◆ Saved data entries ◆
*** Begin section ***
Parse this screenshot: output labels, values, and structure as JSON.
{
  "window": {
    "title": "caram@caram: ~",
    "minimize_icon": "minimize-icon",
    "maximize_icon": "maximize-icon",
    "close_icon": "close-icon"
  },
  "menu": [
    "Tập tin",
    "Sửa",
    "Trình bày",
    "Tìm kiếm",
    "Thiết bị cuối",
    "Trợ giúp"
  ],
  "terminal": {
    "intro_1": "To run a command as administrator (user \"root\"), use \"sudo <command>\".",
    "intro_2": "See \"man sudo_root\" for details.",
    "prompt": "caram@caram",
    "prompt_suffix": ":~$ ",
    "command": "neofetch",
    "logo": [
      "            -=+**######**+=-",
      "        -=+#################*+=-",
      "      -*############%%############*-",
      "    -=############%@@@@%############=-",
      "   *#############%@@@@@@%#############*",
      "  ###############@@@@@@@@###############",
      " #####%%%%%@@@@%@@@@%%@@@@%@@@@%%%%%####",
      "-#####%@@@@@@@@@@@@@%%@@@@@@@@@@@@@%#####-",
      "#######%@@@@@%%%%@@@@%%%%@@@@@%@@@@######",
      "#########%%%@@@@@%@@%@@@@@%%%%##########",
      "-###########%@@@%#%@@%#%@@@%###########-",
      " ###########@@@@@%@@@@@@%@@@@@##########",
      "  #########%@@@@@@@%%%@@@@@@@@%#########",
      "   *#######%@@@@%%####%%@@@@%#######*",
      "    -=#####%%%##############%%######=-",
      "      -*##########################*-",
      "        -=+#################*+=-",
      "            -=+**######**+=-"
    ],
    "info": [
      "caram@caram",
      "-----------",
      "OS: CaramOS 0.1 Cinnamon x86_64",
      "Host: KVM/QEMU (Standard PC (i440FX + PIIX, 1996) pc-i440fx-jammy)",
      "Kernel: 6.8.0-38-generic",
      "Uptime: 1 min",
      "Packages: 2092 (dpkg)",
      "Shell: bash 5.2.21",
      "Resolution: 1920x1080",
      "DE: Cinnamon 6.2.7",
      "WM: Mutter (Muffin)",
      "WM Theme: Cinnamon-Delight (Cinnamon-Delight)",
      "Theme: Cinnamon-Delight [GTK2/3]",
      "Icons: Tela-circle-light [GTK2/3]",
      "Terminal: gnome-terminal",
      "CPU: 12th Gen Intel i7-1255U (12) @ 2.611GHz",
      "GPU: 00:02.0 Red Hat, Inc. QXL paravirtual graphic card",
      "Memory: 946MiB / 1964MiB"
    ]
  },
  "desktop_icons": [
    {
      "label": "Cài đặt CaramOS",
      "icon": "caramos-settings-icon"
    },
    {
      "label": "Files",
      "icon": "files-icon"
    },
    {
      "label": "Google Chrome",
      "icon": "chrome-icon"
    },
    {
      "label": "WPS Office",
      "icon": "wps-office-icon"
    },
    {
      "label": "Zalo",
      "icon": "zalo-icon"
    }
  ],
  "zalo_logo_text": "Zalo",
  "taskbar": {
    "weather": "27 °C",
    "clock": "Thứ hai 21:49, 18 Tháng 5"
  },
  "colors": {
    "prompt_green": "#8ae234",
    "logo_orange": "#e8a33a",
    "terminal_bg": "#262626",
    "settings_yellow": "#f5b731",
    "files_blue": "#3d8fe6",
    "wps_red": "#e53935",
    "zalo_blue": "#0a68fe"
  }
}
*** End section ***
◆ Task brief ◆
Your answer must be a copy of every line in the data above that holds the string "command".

◆ Result of this exercise ◆
    "intro_1": "To run a command as administrator (user \"root\"), use \"sudo <command>\".",
    "command": "neofetch",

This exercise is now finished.